A SERIES of problems with the management of the SA Revenue Service has been revealed in information passed on to the DA by a former Sars official.
DA finance spokesperson Dion George said yesterday the insight is particularly relevant following allegations in the media concerning tender irregularities at Sars.
"Sars has enjoyed praise and the public's trust due to its efficiency and good work over the past few years," George said.
"However, the information received paints a worrying picture of a growing culture of mismanagement, leading to wasteful and fruitless expenditure at an institution at the centre of government finances."
The problems listed include:
l The purchase of 60 4x4 vehicles for customs officials, left unused for months because of a lack of qualified drivers.
l A visit to China customs by Sars officials, the merits of which were never discussed within the executive committee.
l The termination of an IT contract in the middle of programme development, which was then awarded to a lesser known firm of consultants.
l The abandonment of the development of two performance management systems, despite payments to consultants to put these in place.
l The lack of rigorous processes for making property investment decisions.
l Lack of transparency and the restriction on the executive committee to procurement procedures for IT, resulting in the acquisition and abandonment of several systems, and the ballooning of costs - in one instance from R100million to R500million - from poorly constructed contracts.
"Also revealed," George said, "is the failure of Sars to perform its oversight duties at border posts as entries are stamped by officials with no knowledge of what is actually on the trucks.
"The rate of cargo examinations at large ports is less than 2percent.
"Even worse, the hit rate for anti-smuggling and post-clearance audits is at less than 20percent - which means that Sars stops the wrong consignments and audits the wrong trader in eight out of 10 cases."
George added that since problems at Sars affect government coffers and the country's fiscal security, South Africa cannot afford to have Sars fail.

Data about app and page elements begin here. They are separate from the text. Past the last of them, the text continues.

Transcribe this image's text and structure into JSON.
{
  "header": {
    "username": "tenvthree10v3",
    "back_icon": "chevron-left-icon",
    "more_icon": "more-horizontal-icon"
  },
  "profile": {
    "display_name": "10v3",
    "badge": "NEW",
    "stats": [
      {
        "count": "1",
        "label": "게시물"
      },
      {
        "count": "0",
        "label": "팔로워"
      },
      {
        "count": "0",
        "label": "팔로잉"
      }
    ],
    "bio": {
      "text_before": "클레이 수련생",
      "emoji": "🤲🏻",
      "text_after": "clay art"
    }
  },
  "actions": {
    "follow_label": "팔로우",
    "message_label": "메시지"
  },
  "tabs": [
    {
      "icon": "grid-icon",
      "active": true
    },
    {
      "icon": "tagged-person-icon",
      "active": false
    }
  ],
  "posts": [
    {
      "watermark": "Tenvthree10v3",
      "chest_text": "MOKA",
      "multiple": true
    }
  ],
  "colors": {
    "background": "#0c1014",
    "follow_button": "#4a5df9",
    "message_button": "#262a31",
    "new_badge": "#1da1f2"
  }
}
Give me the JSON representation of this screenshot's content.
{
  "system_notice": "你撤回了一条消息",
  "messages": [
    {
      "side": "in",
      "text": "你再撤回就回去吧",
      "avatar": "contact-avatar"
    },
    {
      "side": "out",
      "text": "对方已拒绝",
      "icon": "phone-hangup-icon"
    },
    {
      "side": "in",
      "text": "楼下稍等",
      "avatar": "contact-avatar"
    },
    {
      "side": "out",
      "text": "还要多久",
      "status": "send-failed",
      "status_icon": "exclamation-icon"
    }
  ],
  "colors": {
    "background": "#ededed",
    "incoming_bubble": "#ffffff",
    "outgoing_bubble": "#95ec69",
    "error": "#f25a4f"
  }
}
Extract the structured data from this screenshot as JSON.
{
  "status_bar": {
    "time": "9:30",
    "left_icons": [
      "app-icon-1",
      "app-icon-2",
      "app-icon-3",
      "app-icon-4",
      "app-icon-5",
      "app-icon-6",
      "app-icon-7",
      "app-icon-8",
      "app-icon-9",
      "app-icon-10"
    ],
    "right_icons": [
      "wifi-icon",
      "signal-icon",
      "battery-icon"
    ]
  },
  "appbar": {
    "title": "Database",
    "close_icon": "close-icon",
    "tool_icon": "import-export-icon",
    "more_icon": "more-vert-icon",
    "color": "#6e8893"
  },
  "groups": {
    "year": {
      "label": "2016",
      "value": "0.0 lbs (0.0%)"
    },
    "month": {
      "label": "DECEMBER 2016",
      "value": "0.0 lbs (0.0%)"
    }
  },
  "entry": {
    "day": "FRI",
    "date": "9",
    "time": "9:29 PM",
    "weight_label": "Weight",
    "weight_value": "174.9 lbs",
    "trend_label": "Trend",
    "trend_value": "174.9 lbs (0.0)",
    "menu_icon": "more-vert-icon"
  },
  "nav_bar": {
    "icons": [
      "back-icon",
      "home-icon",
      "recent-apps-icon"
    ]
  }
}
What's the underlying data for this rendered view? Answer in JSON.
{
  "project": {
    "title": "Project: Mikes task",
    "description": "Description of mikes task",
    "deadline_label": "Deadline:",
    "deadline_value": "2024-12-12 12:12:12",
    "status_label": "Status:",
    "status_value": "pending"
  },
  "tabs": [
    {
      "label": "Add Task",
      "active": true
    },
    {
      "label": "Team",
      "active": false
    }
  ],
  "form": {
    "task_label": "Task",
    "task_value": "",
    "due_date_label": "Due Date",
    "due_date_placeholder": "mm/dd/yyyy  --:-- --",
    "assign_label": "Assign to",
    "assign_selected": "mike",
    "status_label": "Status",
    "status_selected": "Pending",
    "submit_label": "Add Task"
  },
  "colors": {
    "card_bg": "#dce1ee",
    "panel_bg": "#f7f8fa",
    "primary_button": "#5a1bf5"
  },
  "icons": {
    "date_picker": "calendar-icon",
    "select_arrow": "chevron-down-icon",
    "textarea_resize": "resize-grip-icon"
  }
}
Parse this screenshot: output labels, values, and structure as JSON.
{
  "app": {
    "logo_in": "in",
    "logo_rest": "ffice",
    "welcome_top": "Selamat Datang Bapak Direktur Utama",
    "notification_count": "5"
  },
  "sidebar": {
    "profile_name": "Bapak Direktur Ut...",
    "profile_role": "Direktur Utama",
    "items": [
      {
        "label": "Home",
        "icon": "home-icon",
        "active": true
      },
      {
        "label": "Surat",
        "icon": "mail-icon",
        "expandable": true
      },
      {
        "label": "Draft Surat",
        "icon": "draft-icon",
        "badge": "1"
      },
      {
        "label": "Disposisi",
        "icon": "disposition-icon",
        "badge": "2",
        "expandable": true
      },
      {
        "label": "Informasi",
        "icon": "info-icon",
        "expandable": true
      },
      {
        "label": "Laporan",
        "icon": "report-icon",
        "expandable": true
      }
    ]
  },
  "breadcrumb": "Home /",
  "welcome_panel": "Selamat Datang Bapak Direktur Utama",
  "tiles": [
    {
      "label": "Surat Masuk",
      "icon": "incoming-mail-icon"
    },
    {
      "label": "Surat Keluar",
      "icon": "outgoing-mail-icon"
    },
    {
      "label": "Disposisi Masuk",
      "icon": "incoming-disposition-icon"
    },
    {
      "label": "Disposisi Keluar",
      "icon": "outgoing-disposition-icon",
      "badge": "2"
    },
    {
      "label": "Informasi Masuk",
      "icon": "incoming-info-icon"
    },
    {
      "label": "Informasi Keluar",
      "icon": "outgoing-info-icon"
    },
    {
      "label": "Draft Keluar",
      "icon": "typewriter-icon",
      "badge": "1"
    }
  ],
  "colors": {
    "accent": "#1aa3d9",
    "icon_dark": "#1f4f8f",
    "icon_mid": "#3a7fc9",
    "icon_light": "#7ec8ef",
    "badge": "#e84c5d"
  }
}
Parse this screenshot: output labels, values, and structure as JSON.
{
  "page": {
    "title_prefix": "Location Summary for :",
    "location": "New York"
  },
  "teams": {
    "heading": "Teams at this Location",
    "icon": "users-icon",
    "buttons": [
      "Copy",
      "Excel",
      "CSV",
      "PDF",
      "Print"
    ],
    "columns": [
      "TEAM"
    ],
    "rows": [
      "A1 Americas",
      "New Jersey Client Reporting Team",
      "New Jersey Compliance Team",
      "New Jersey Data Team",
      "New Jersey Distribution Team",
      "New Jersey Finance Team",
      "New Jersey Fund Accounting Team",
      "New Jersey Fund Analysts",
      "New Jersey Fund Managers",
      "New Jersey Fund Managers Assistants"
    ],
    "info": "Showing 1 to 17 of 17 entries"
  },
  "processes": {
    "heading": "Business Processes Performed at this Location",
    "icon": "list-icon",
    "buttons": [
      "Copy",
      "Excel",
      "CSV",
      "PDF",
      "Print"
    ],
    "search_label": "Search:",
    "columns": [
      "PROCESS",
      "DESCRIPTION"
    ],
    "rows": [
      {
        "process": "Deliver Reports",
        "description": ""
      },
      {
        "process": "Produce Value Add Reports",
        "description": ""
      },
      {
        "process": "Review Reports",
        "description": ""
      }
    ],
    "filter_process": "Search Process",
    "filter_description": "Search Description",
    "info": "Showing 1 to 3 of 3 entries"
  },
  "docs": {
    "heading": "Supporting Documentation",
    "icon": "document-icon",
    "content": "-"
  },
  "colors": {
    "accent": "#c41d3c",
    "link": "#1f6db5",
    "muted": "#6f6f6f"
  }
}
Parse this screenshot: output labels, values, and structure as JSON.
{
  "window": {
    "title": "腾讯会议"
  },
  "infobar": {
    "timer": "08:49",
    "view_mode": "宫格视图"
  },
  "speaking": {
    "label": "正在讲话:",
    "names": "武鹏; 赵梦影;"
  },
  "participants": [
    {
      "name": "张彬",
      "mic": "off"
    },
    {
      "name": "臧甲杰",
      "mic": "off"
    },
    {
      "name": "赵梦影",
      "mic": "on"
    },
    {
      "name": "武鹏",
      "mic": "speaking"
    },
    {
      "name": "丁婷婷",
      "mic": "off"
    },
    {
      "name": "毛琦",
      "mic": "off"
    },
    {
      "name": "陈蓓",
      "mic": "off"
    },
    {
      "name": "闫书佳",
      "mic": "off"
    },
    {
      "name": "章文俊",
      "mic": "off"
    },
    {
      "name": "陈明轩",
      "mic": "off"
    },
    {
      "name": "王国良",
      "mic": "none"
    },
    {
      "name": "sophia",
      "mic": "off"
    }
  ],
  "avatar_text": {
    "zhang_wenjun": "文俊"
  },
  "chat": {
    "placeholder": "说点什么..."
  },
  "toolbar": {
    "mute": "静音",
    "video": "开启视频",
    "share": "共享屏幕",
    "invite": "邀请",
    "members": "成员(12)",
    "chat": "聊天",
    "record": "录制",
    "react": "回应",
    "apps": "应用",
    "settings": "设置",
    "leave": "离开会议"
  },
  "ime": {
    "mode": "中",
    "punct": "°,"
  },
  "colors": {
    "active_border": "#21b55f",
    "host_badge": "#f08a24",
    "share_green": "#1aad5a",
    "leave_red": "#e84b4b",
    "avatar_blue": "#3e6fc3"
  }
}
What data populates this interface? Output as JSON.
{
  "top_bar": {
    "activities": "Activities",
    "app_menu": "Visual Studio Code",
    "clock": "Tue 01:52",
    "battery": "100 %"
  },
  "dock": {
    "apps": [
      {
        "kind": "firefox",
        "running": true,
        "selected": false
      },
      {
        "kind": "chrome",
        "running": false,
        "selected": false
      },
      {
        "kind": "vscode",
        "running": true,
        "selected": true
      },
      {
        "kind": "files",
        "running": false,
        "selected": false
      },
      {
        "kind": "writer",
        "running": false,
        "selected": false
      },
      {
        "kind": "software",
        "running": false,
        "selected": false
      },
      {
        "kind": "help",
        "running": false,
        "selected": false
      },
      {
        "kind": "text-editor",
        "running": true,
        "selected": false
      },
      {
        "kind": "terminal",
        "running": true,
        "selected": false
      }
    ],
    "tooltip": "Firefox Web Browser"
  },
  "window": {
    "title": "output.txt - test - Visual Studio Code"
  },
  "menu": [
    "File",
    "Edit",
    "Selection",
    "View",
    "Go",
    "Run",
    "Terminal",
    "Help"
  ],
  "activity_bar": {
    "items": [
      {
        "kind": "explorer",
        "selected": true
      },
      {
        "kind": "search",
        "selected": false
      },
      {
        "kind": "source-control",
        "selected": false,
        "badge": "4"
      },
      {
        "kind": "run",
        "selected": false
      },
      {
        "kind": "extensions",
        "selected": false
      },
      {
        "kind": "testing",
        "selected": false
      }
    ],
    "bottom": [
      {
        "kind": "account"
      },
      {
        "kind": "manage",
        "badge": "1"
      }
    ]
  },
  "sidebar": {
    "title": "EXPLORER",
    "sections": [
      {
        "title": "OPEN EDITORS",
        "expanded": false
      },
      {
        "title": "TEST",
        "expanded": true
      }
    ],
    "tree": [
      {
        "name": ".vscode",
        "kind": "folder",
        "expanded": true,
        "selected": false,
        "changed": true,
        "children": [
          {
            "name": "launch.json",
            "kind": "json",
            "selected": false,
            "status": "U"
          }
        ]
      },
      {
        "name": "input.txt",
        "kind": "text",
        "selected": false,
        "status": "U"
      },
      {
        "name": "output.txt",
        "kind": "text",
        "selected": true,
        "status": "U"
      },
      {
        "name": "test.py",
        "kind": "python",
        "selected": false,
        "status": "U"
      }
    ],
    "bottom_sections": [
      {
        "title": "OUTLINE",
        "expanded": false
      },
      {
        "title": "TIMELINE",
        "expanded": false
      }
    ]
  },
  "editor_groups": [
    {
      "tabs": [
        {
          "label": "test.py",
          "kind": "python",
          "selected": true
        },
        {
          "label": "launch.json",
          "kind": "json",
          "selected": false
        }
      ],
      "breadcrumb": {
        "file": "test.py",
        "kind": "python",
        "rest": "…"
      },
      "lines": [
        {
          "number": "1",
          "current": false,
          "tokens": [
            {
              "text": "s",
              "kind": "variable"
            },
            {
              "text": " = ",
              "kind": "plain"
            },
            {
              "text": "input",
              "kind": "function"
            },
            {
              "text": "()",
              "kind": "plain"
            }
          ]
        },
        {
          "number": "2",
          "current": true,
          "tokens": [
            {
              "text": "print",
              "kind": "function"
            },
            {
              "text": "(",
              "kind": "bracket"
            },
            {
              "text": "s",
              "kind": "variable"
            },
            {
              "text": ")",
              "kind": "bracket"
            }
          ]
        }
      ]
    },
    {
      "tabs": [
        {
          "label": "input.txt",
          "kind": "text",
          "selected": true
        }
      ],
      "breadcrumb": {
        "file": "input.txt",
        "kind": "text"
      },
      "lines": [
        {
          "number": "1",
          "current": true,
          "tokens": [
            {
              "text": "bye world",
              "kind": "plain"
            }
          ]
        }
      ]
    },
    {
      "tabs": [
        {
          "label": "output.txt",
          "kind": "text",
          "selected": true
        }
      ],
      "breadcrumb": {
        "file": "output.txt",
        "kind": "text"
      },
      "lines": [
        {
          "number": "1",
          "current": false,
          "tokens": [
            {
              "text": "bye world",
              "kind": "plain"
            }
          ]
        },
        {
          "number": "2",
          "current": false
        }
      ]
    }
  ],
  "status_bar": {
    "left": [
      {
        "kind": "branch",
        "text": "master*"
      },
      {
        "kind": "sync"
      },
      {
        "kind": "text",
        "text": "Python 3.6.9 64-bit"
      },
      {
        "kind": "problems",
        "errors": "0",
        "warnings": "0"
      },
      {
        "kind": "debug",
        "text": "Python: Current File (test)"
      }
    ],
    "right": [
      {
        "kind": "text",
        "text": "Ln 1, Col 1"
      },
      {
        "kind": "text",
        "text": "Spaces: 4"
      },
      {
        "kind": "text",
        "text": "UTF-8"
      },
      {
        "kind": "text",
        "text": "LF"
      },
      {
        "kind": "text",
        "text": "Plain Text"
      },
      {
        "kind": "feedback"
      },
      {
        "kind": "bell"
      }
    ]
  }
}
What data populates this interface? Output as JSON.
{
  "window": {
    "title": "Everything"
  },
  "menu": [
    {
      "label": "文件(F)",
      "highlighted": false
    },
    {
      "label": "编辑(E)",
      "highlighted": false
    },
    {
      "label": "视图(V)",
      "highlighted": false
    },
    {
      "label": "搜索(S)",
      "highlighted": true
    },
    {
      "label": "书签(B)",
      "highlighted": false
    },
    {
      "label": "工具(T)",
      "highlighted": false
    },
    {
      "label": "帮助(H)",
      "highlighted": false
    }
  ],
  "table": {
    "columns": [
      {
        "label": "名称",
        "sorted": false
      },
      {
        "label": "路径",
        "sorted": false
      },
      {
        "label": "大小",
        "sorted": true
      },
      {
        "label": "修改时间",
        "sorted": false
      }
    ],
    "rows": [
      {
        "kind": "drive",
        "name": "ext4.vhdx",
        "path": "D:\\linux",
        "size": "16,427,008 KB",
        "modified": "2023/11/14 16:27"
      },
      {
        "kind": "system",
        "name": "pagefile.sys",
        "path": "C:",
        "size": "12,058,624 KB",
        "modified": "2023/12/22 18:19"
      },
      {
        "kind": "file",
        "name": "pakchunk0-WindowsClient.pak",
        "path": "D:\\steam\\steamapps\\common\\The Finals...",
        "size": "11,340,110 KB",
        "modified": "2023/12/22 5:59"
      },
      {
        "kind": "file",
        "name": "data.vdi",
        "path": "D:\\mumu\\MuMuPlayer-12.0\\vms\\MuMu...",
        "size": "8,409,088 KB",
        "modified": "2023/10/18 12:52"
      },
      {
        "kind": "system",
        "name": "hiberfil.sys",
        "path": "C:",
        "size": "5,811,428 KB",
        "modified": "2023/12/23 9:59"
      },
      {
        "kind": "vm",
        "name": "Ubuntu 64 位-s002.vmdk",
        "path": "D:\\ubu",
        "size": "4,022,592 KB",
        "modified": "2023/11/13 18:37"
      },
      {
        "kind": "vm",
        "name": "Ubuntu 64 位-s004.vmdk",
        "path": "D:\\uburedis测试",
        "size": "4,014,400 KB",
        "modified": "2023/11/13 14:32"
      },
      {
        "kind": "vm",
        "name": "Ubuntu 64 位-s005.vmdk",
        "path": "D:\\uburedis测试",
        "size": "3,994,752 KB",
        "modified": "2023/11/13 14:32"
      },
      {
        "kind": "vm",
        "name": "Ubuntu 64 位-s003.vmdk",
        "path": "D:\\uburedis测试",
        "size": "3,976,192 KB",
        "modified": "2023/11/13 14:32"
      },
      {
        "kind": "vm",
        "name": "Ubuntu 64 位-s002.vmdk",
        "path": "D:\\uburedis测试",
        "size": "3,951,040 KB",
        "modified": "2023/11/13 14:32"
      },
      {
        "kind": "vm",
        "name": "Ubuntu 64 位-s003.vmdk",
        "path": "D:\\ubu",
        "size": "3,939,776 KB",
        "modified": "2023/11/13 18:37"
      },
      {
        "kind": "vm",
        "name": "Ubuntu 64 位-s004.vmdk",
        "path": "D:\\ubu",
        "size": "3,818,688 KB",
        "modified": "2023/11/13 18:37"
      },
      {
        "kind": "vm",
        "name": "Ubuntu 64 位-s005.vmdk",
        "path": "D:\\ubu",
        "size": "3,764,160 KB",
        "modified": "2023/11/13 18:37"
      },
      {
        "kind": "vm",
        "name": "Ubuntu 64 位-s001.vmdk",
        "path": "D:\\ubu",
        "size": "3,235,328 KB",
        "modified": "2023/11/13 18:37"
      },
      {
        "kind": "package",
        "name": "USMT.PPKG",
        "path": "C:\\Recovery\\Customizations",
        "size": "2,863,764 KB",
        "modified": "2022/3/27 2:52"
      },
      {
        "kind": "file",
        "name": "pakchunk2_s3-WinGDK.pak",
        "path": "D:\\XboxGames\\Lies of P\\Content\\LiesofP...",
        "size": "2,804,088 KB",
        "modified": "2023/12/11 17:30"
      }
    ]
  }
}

"The information sets out concerning failures and serves as a warning that political will and dedicated management can stop the creeping rot." - I-Net Bridge